- **Problem description**
Return, from the material below, each line in which the word "title" is present.

- **Data in this exercise**
-=-=-

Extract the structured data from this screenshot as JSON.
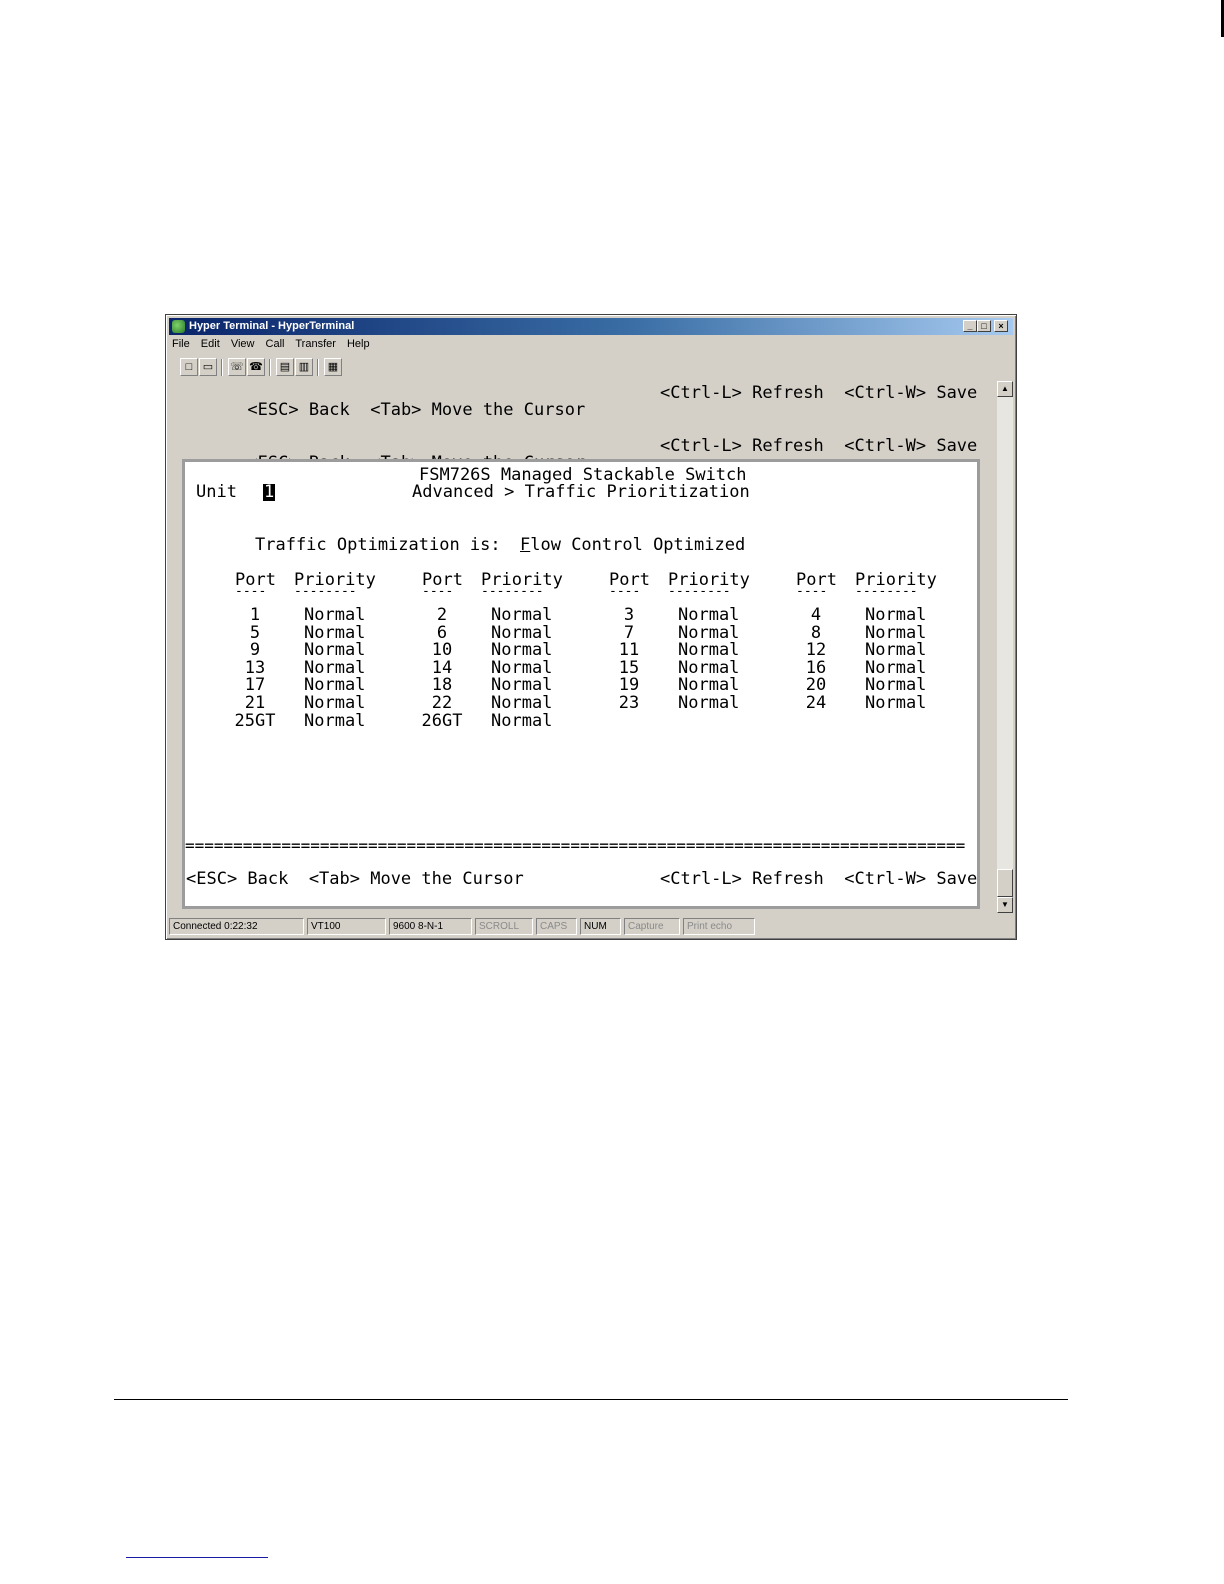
{
  "window": {
    "title": "Hyper Terminal - HyperTerminal",
    "controls": [
      "_",
      "□",
      "×"
    ]
  },
  "menu": [
    "File",
    "Edit",
    "View",
    "Call",
    "Transfer",
    "Help"
  ],
  "toolbar_icons": [
    "new-icon",
    "open-icon",
    "disconnect-icon",
    "connect-icon",
    "send-icon",
    "receive-icon",
    "properties-icon"
  ],
  "keys": {
    "left": "<ESC> Back  <Tab> Move the Cursor",
    "right": "<Ctrl-L> Refresh  <Ctrl-W> Save"
  },
  "screen": {
    "title": "FSM726S Managed Stackable Switch",
    "breadcrumb": "Advanced > Traffic Prioritization",
    "unit_label": "Unit",
    "unit_value": "1",
    "optimization_label": "Traffic Optimization is:",
    "optimization_first": "F",
    "optimization_rest": "low Control Optimized",
    "col_port": "Port",
    "col_priority": "Priority",
    "port_underline": "----",
    "priority_underline": "--------",
    "separator": "=================================================================================",
    "rows": [
      [
        {
          "port": "1",
          "priority": "Normal"
        },
        {
          "port": "2",
          "priority": "Normal"
        },
        {
          "port": "3",
          "priority": "Normal"
        },
        {
          "port": "4",
          "priority": "Normal"
        }
      ],
      [
        {
          "port": "5",
          "priority": "Normal"
        },
        {
          "port": "6",
          "priority": "Normal"
        },
        {
          "port": "7",
          "priority": "Normal"
        },
        {
          "port": "8",
          "priority": "Normal"
        }
      ],
      [
        {
          "port": "9",
          "priority": "Normal"
        },
        {
          "port": "10",
          "priority": "Normal"
        },
        {
          "port": "11",
          "priority": "Normal"
        },
        {
          "port": "12",
          "priority": "Normal"
        }
      ],
      [
        {
          "port": "13",
          "priority": "Normal"
        },
        {
          "port": "14",
          "priority": "Normal"
        },
        {
          "port": "15",
          "priority": "Normal"
        },
        {
          "port": "16",
          "priority": "Normal"
        }
      ],
      [
        {
          "port": "17",
          "priority": "Normal"
        },
        {
          "port": "18",
          "priority": "Normal"
        },
        {
          "port": "19",
          "priority": "Normal"
        },
        {
          "port": "20",
          "priority": "Normal"
        }
      ],
      [
        {
          "port": "21",
          "priority": "Normal"
        },
        {
          "port": "22",
          "priority": "Normal"
        },
        {
          "port": "23",
          "priority": "Normal"
        },
        {
          "port": "24",
          "priority": "Normal"
        }
      ],
      [
        {
          "port": "25GT",
          "priority": "Normal"
        },
        {
          "port": "26GT",
          "priority": "Normal"
        }
      ]
    ]
  },
  "status": [
    "Connected 0:22:32",
    "VT100",
    "9600 8-N-1",
    "SCROLL",
    "CAPS",
    "NUM",
    "Capture",
    "Print echo"
  ]
}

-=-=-

- **Exercise output**
    "title": "Hyper Terminal - HyperTerminal",
    "title": "FSM726S Managed Stackable Switch",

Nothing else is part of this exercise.